Ever thought what it would sound like if jazz were to ever marry Carnatic or Hindustani music? Bengaluru’s world music ensemble, MoonArra, invokes those sensibilities and nails it at that. A fusion of four — Madhuri’s vocals, Karthik Mani’s drums, Jagadeesh Ramanujam’s bass and Prakash Sontakke’s slide guitar — this band is headed to the Tanjazz Festival in Morocco next month.
The four of them have often bumped into each other or played the odd gig since 2002. But it was only in 2009 that they announced themselves as a group and came together, almost like streams. “MoonArra means three streams in Tamil and Malayalam,” they explain, coming together from diverse backgrounds only to make music that speaks to the soul.
“Music is a great connect, as is open mindedness towards all forms. Backgrounds cease to matter when music is a common factor. Diversity is unifying,” says Jagadeesh, about their collective upbringing in the classical that binds them.

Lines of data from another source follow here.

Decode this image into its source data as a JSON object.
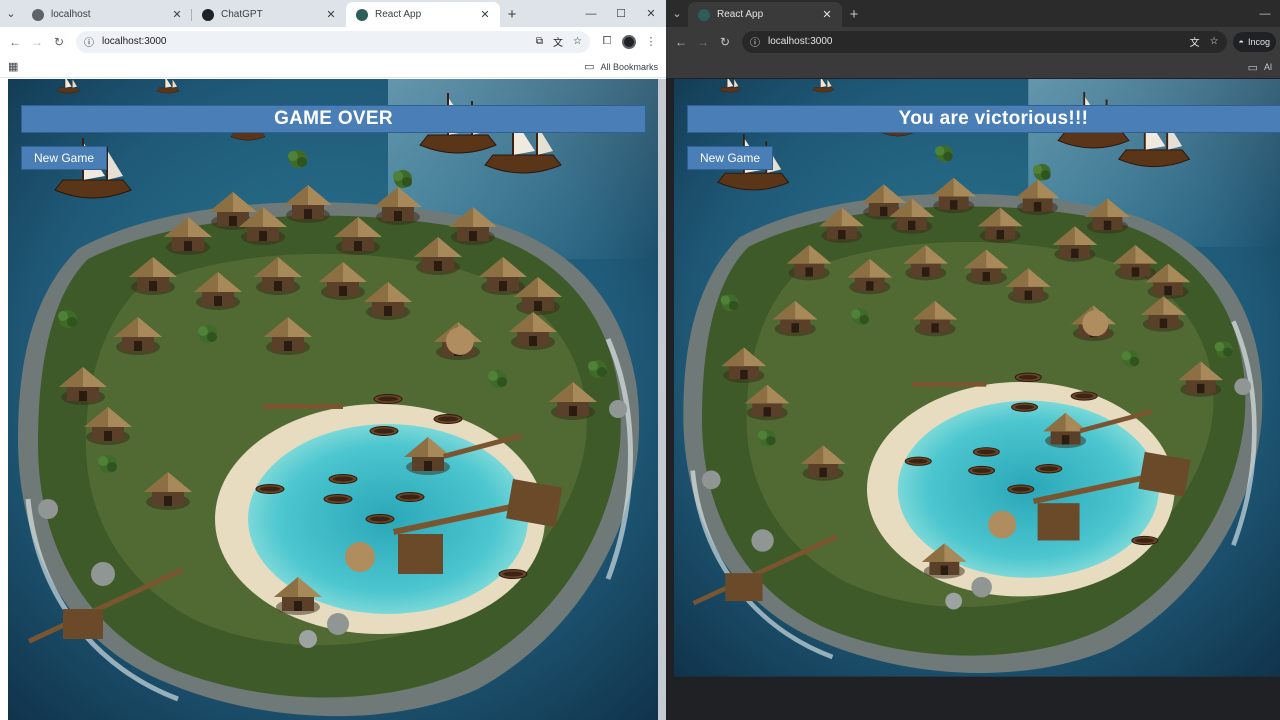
{
  "left_window": {
    "tabs": [
      {
        "label": "localhost",
        "favicon_color": "#5f6368",
        "active": false
      },
      {
        "label": "ChatGPT",
        "favicon_color": "#202124",
        "active": false
      },
      {
        "label": "React App",
        "favicon_color": "#2d5e5a",
        "active": true
      }
    ],
    "url": "localhost:3000",
    "bookmarks_label": "All Bookmarks",
    "game": {
      "banner_text": "GAME OVER",
      "new_game_label": "New Game"
    }
  },
  "right_window": {
    "tabs": [
      {
        "label": "React App",
        "favicon_color": "#2d5e5a",
        "active": true
      }
    ],
    "url": "localhost:3000",
    "profile_label": "Incog",
    "bookmarks_label": "Al",
    "game": {
      "banner_text": "You are victorious!!!",
      "new_game_label": "New Game"
    }
  },
  "colors": {
    "banner_bg": "#4a7eb6",
    "ocean_deep": "#1d4a66",
    "lagoon": "#3fb7c4",
    "sand": "#e8dcc0",
    "jungle": "#3e5a28"
  }
}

Describing their sound as “eclectic, progressive yet traditional” the quartet derives inspiration from great masters of all genres and of course, from life within and outside.

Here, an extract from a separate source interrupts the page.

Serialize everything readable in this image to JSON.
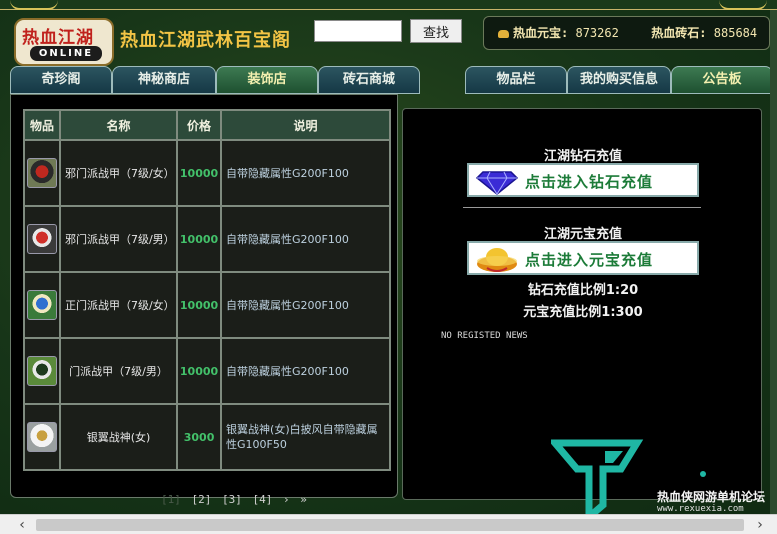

“We evolve with internal collaborations, meaningful associations, constant ideation and incremental innovation — nothing too bizarre,” adds Prakash Sontakke, whose most recent achievement has been co-composing the Grammy Award-winning Winds of Samsara. Although an achievement that they’ll always be kicked about is getting along so well musically, the band has had quite the journey.
Aside from performing at jazz festivals across the country, they’ve also been a part of the Java Jazz Festival in Indonesia, Bangkok Jazz Festival, were invited by renowned drummer Lewis Pragasam to perform at Little India’s inaugural attended by the then Prime Minister Dr Manmohan Singh at Kuala Lumpur, and even received a special letter of acknowledgment from jazz genius Herbie Hancock, UNESCO’s Goodwill Ambassador for Intercultural Dialogue.
Having recently launched their debut album Indian Accent, they are now working on their second. “It might be in three parts,” reveals Karthik, adding that they are simultaneously working on three live productions and an Indo-Jazz poetry project. “When musicians are in sync, the blend of music is never a challenge — but unfortunately, some of the challenges we face are from the outside — fellow musicians and other detractors,” he voices.
As MoonArra internalises this year’s theme at the Tanjazz Festival — Jazz of Five Continents, and prepares for a special collaboration with Gnawa Express at Morocco, after their performance this week at Blue Frog they don’t leave their private fun out of the mix. “We read a lot, watch movies, travel and sip on cups of chai and coffee over endless conversations. We sometimes listen to random, even cheesy stuff at times, because, there’s always something to be learnt from everything,” smiles Madhuri.
Oh, and did you know they are all dangerously good mimics and very sporting? They also believe their sense of humour ranges from slapstick to wry and witty.
Who doesn’t like a good gag with a royal platter of world music? We’ll take one of that.